Itineraries include an annual “Melons & Grapes — Grand Afghan Tour,” a two-week trip that combines a few days in Kabul with time in remote rural areas and ancient cities; a weeklong journey called “Chechnya, Dagestan and Russia’s Deep South,” which stops in the UNESCO World Heritage City of Derbent, a fortified Persian hill town; and a 16-day exploration of the tribal states in northeastern India. More active adventures are also available, including horse trekking in Tajikistan, glacier trekking in Pakistan and even running a marathon in Afghanistan.
The group size is always small — no more than 12 people, and often fewer — both for safety reasons and to keep the trips flexible. The company can also arrange custom trips for journalists, climbers, skiers, photographers or independent travelers interested in certain areas.
Of course, the big question is: Just how safe are these trips? The FAQ section on the company’s website notes that certain parts of Pakistan and Afghanistan are significantly more dangerous than others, and the trips are deliberately planned in the safer areas. In an article on CNN, the company notes that months of planning go into each trip, including plenty of brainstorming for worst-case scenarios.
The company relies on government warnings as well as first-hand info from local guides and contacts living in each country. On some trips, groups travel not only with guides but also with a security detail. All itineraries are subject to change if the situation on the ground becomes unstable, and guests must have travel insurance that covers them in the country they’re visiting. (Note: This may be difficult to find, but Untamed Borders can recommend a few specialty insurers.)

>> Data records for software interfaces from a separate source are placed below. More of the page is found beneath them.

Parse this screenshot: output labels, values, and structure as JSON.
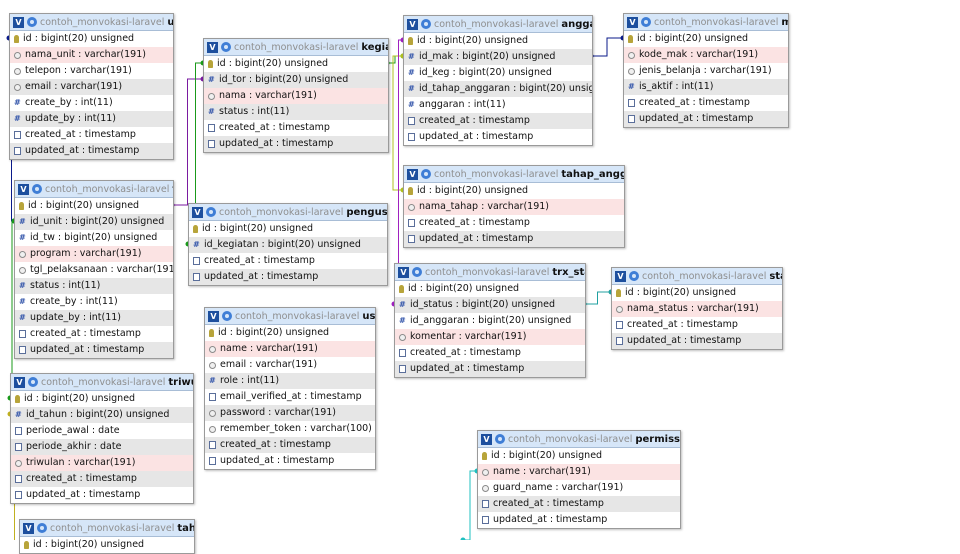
{
  "db_name": "contoh_monvokasi-laravel",
  "toggle_label": "V",
  "tables": [
    {
      "id": "unit",
      "name": "unit",
      "columns": [
        {
          "text": "id : bigint(20) unsigned",
          "icon": "key",
          "style": "pk"
        },
        {
          "text": "nama_unit : varchar(191)",
          "icon": "txt",
          "style": "hl"
        },
        {
          "text": "telepon : varchar(191)",
          "icon": "txt",
          "style": ""
        },
        {
          "text": "email : varchar(191)",
          "icon": "txt",
          "style": "zebra"
        },
        {
          "text": "create_by : int(11)",
          "icon": "hash",
          "style": ""
        },
        {
          "text": "update_by : int(11)",
          "icon": "hash",
          "style": "zebra"
        },
        {
          "text": "created_at : timestamp",
          "icon": "cal",
          "style": ""
        },
        {
          "text": "updated_at : timestamp",
          "icon": "cal",
          "style": "zebra"
        }
      ]
    },
    {
      "id": "kegiatan",
      "name": "kegiatan",
      "columns": [
        {
          "text": "id : bigint(20) unsigned",
          "icon": "key",
          "style": "pk"
        },
        {
          "text": "id_tor : bigint(20) unsigned",
          "icon": "hash",
          "style": "zebra"
        },
        {
          "text": "nama : varchar(191)",
          "icon": "txt",
          "style": "hl"
        },
        {
          "text": "status : int(11)",
          "icon": "hash",
          "style": "zebra"
        },
        {
          "text": "created_at : timestamp",
          "icon": "cal",
          "style": ""
        },
        {
          "text": "updated_at : timestamp",
          "icon": "cal",
          "style": "zebra"
        }
      ]
    },
    {
      "id": "anggaran",
      "name": "anggaran",
      "columns": [
        {
          "text": "id : bigint(20) unsigned",
          "icon": "key",
          "style": "pk"
        },
        {
          "text": "id_mak : bigint(20) unsigned",
          "icon": "hash",
          "style": "zebra"
        },
        {
          "text": "id_keg : bigint(20) unsigned",
          "icon": "hash",
          "style": ""
        },
        {
          "text": "id_tahap_anggaran : bigint(20) unsigned",
          "icon": "hash",
          "style": "zebra"
        },
        {
          "text": "anggaran : int(11)",
          "icon": "hash",
          "style": ""
        },
        {
          "text": "created_at : timestamp",
          "icon": "cal",
          "style": "zebra"
        },
        {
          "text": "updated_at : timestamp",
          "icon": "cal",
          "style": ""
        }
      ]
    },
    {
      "id": "mak",
      "name": "mak",
      "columns": [
        {
          "text": "id : bigint(20) unsigned",
          "icon": "key",
          "style": "pk"
        },
        {
          "text": "kode_mak : varchar(191)",
          "icon": "txt",
          "style": "hl"
        },
        {
          "text": "jenis_belanja : varchar(191)",
          "icon": "txt",
          "style": ""
        },
        {
          "text": "is_aktif : int(11)",
          "icon": "hash",
          "style": "zebra"
        },
        {
          "text": "created_at : timestamp",
          "icon": "cal",
          "style": ""
        },
        {
          "text": "updated_at : timestamp",
          "icon": "cal",
          "style": "zebra"
        }
      ]
    },
    {
      "id": "tor",
      "name": "tor",
      "columns": [
        {
          "text": "id : bigint(20) unsigned",
          "icon": "key",
          "style": "pk"
        },
        {
          "text": "id_unit : bigint(20) unsigned",
          "icon": "hash",
          "style": "zebra"
        },
        {
          "text": "id_tw : bigint(20) unsigned",
          "icon": "hash",
          "style": ""
        },
        {
          "text": "program : varchar(191)",
          "icon": "txt",
          "style": "hl"
        },
        {
          "text": "tgl_pelaksanaan : varchar(191)",
          "icon": "txt",
          "style": ""
        },
        {
          "text": "status : int(11)",
          "icon": "hash",
          "style": "zebra"
        },
        {
          "text": "create_by : int(11)",
          "icon": "hash",
          "style": ""
        },
        {
          "text": "update_by : int(11)",
          "icon": "hash",
          "style": "zebra"
        },
        {
          "text": "created_at : timestamp",
          "icon": "cal",
          "style": ""
        },
        {
          "text": "updated_at : timestamp",
          "icon": "cal",
          "style": "zebra"
        }
      ]
    },
    {
      "id": "pengusulan",
      "name": "pengusulan",
      "columns": [
        {
          "text": "id : bigint(20) unsigned",
          "icon": "key",
          "style": "pk"
        },
        {
          "text": "id_kegiatan : bigint(20) unsigned",
          "icon": "hash",
          "style": "zebra"
        },
        {
          "text": "created_at : timestamp",
          "icon": "cal",
          "style": ""
        },
        {
          "text": "updated_at : timestamp",
          "icon": "cal",
          "style": "zebra"
        }
      ]
    },
    {
      "id": "tahap_anggaran",
      "name": "tahap_anggaran",
      "columns": [
        {
          "text": "id : bigint(20) unsigned",
          "icon": "key",
          "style": "pk"
        },
        {
          "text": "nama_tahap : varchar(191)",
          "icon": "txt",
          "style": "hl"
        },
        {
          "text": "created_at : timestamp",
          "icon": "cal",
          "style": ""
        },
        {
          "text": "updated_at : timestamp",
          "icon": "cal",
          "style": "zebra"
        }
      ]
    },
    {
      "id": "trx_status",
      "name": "trx_status",
      "columns": [
        {
          "text": "id : bigint(20) unsigned",
          "icon": "key",
          "style": "pk"
        },
        {
          "text": "id_status : bigint(20) unsigned",
          "icon": "hash",
          "style": "zebra"
        },
        {
          "text": "id_anggaran : bigint(20) unsigned",
          "icon": "hash",
          "style": ""
        },
        {
          "text": "komentar : varchar(191)",
          "icon": "txt",
          "style": "hl"
        },
        {
          "text": "created_at : timestamp",
          "icon": "cal",
          "style": ""
        },
        {
          "text": "updated_at : timestamp",
          "icon": "cal",
          "style": "zebra"
        }
      ]
    },
    {
      "id": "status",
      "name": "status",
      "columns": [
        {
          "text": "id : bigint(20) unsigned",
          "icon": "key",
          "style": "pk"
        },
        {
          "text": "nama_status : varchar(191)",
          "icon": "txt",
          "style": "hl"
        },
        {
          "text": "created_at : timestamp",
          "icon": "cal",
          "style": ""
        },
        {
          "text": "updated_at : timestamp",
          "icon": "cal",
          "style": "zebra"
        }
      ]
    },
    {
      "id": "users",
      "name": "users",
      "columns": [
        {
          "text": "id : bigint(20) unsigned",
          "icon": "key",
          "style": "pk"
        },
        {
          "text": "name : varchar(191)",
          "icon": "txt",
          "style": "hl"
        },
        {
          "text": "email : varchar(191)",
          "icon": "txt",
          "style": ""
        },
        {
          "text": "role : int(11)",
          "icon": "hash",
          "style": "zebra"
        },
        {
          "text": "email_verified_at : timestamp",
          "icon": "cal",
          "style": ""
        },
        {
          "text": "password : varchar(191)",
          "icon": "txt",
          "style": "zebra"
        },
        {
          "text": "remember_token : varchar(100)",
          "icon": "txt",
          "style": ""
        },
        {
          "text": "created_at : timestamp",
          "icon": "cal",
          "style": "zebra"
        },
        {
          "text": "updated_at : timestamp",
          "icon": "cal",
          "style": ""
        }
      ]
    },
    {
      "id": "triwulan",
      "name": "triwulan",
      "columns": [
        {
          "text": "id : bigint(20) unsigned",
          "icon": "key",
          "style": "pk"
        },
        {
          "text": "id_tahun : bigint(20) unsigned",
          "icon": "hash",
          "style": "zebra"
        },
        {
          "text": "periode_awal : date",
          "icon": "cal",
          "style": ""
        },
        {
          "text": "periode_akhir : date",
          "icon": "cal",
          "style": "zebra"
        },
        {
          "text": "triwulan : varchar(191)",
          "icon": "txt",
          "style": "hl"
        },
        {
          "text": "created_at : timestamp",
          "icon": "cal",
          "style": "zebra"
        },
        {
          "text": "updated_at : timestamp",
          "icon": "cal",
          "style": ""
        }
      ]
    },
    {
      "id": "permissions",
      "name": "permissions",
      "columns": [
        {
          "text": "id : bigint(20) unsigned",
          "icon": "key",
          "style": "pk"
        },
        {
          "text": "name : varchar(191)",
          "icon": "txt",
          "style": "hl"
        },
        {
          "text": "guard_name : varchar(191)",
          "icon": "txt",
          "style": ""
        },
        {
          "text": "created_at : timestamp",
          "icon": "cal",
          "style": "zebra"
        },
        {
          "text": "updated_at : timestamp",
          "icon": "cal",
          "style": ""
        }
      ]
    },
    {
      "id": "tahun",
      "name": "tahun",
      "columns": [
        {
          "text": "id : bigint(20) unsigned",
          "icon": "key",
          "style": "pk"
        }
      ]
    }
  ],
  "relations": [
    {
      "from": "tor",
      "to": "unit",
      "color": "#0a1a8a"
    },
    {
      "from": "kegiatan",
      "to": "tor",
      "color": "#7a1aa0"
    },
    {
      "from": "pengusulan",
      "to": "kegiatan",
      "color": "#1a9a1a"
    },
    {
      "from": "anggaran",
      "to": "kegiatan",
      "color": "#1a9a1a"
    },
    {
      "from": "anggaran",
      "to": "mak",
      "color": "#0a1a8a"
    },
    {
      "from": "anggaran",
      "to": "tahap_anggaran",
      "color": "#b0c020"
    },
    {
      "from": "trx_status",
      "to": "anggaran",
      "color": "#a020c0"
    },
    {
      "from": "trx_status",
      "to": "status",
      "color": "#20a0a0"
    },
    {
      "from": "tor",
      "to": "triwulan",
      "color": "#1a9a1a"
    },
    {
      "from": "triwulan",
      "to": "tahun",
      "color": "#c0b020"
    },
    {
      "from": "permissions",
      "to": "offscreen",
      "color": "#20c0c0"
    }
  ]
}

Such remote adventures don’t come cheap. Organized group trips start at 1,600 GBP per person (about $2,300 USD as of this writing), which includes accommodations, transportation, guides and breakfast. Travelers are responsible for flights, visas, insurance and other meals. If you’re traveling solo, you won’t need to pay a single supplement, but you will be expected to share a room with someone else in the group.